With Paterson gone is it also the end for NI’s Corporation Tax concession?

So we have a new Secretary of State? Great. But what does it mean? Well, locally he was very much a moving spirit behind efforts to reinvigorate the fortunes of the Conservatives in Northern Ireland. To that degree, he may be much missed. Or not.

He did not mind ruffling a few feathers, and was/is unapologetically of the right on his party. One thing he did do and even his critics would not take this away from, was to carry a lot of water on the issue of Corporation Tax.

It was a popular cause amongst business in Northern Ireland amongst whom he probably did some of his strongest networking. In the campaign for a cut in Corporation Tax he probably built his strongest standing local.

What of Corporation Tax concessions, now he is gone?

Well, the Treasury did not like one little bit.
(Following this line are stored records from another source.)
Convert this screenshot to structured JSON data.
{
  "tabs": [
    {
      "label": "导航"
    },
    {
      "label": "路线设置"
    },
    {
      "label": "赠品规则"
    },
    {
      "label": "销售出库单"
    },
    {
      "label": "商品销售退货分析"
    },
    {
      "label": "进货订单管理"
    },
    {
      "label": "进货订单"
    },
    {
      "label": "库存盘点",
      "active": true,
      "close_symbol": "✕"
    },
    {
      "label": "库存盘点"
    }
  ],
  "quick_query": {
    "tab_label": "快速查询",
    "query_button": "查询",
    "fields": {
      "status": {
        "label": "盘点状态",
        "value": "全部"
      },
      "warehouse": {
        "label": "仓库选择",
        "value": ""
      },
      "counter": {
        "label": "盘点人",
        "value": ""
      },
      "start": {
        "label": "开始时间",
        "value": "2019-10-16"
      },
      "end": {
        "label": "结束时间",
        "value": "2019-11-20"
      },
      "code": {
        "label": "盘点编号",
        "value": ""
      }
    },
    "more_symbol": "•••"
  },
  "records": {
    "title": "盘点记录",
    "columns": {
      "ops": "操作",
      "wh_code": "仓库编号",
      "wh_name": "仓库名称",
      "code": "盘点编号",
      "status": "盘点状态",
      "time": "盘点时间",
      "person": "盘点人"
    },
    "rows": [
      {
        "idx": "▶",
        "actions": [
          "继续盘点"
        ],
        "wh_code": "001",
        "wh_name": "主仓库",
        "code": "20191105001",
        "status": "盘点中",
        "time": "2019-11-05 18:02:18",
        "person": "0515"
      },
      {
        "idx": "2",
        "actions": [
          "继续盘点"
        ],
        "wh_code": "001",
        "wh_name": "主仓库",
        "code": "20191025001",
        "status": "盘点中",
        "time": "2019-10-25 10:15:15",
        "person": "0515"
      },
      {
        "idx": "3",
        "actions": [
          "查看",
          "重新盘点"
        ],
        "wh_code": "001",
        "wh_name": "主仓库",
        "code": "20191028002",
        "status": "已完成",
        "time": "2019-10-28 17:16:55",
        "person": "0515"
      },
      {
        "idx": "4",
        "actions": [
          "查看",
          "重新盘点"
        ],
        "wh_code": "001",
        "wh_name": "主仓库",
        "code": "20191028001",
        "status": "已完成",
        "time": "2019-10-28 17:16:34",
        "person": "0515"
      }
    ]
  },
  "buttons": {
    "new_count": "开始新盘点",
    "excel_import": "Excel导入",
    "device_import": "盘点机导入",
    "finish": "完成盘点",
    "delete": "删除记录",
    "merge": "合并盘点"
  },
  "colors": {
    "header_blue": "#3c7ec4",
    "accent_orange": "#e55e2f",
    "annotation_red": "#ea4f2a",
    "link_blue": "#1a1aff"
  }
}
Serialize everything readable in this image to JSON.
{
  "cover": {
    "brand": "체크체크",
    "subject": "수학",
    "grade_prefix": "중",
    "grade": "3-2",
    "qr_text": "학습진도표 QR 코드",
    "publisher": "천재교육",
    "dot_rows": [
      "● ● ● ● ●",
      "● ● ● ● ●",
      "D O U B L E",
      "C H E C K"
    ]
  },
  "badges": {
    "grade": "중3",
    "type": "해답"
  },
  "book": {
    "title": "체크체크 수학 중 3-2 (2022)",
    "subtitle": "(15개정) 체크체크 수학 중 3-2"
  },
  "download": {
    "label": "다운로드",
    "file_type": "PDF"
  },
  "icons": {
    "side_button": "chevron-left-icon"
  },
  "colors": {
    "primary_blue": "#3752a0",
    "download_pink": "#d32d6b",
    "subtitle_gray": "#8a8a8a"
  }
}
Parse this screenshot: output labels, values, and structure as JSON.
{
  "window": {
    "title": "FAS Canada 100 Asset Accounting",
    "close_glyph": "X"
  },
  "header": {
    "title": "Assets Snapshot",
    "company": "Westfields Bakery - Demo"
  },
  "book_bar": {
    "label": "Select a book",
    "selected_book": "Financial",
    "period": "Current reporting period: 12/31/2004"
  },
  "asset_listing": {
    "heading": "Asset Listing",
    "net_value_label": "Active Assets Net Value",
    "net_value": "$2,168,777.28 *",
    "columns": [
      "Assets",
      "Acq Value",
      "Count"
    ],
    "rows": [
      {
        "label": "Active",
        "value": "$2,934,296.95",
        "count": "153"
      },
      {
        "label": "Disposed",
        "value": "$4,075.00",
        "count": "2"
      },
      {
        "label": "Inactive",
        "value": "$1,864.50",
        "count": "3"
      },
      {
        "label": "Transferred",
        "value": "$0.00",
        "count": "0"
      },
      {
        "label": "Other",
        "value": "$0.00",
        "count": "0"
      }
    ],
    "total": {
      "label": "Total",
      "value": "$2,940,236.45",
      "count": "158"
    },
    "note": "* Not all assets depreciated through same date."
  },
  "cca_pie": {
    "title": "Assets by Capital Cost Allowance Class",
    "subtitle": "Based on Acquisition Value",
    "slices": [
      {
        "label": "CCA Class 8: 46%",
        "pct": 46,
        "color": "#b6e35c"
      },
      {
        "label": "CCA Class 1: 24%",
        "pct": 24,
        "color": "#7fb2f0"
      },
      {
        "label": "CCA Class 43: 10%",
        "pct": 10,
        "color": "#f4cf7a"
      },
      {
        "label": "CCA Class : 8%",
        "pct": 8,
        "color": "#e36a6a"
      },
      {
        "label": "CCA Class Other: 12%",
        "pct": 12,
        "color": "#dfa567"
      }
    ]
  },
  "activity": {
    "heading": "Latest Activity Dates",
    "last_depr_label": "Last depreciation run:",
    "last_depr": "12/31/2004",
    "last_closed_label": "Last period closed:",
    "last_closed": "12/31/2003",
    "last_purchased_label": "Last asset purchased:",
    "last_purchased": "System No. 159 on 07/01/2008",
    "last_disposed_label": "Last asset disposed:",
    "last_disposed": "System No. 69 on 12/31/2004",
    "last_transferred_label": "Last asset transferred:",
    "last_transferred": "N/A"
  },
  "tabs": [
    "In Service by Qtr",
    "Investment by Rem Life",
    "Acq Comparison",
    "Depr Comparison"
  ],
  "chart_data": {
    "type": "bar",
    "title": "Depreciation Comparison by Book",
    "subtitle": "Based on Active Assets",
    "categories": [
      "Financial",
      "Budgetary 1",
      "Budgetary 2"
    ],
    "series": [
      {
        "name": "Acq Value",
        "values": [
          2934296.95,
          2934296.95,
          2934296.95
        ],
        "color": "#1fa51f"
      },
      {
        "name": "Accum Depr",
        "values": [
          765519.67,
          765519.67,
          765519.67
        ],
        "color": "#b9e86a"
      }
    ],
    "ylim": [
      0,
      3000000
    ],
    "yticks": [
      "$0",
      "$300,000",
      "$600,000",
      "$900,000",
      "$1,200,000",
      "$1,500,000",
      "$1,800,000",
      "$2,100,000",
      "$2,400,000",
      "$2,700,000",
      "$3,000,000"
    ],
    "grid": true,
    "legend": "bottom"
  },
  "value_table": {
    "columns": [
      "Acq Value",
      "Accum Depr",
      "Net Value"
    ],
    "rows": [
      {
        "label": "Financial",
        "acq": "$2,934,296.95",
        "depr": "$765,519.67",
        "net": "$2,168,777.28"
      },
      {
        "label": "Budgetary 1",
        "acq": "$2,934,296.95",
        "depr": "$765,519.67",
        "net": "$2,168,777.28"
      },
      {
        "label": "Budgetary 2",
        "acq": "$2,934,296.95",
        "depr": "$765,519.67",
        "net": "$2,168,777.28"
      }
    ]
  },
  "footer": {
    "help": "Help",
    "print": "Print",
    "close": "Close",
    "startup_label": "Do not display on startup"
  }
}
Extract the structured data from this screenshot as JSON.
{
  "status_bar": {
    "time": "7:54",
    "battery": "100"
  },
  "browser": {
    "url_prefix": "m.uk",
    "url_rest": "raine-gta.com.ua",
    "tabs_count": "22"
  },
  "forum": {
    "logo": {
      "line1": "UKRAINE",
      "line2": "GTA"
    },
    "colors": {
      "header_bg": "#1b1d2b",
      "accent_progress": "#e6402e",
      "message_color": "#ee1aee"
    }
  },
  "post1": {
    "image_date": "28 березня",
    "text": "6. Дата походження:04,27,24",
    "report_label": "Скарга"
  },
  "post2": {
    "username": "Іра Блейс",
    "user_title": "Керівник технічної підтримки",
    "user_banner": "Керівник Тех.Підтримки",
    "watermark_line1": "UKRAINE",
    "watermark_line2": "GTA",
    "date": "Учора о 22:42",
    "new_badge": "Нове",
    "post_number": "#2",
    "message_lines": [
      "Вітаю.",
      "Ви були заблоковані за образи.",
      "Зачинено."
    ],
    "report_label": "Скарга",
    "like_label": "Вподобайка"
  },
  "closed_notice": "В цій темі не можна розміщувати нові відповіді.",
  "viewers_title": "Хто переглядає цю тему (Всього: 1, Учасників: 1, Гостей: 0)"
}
Set aside the natural control freakery of the Government’s main budget holders and consider the range of fires giving Northern Ireland such concessions would set off in Scotland for instance.

And, it seems, Sammy Wilson was not too keen on it either, since any short term falls could not be guaranteed without Northern Ireland administration having to deliver further cuts.

Paterson was both a committed and passionate advocate for NI having control over its own Corp Tax rate, largely through his own political conviction that it would help Northern Ireland arise out of what he liked to refer to as its Soviet style economy.

It seems that Northern Ireland is not yet ready for such great leaps forward. And in the absence of its only visible advocate inside government, the odds have to be much better than even that Corporation Tax cuts are now firmly off the table.

Mick is founding editor of Slugger. He has written papers on the impacts of the Internet on politics and the wider media and is a regular guest and speaking events across Ireland, the UK and Europe. Twitter: @MickFealty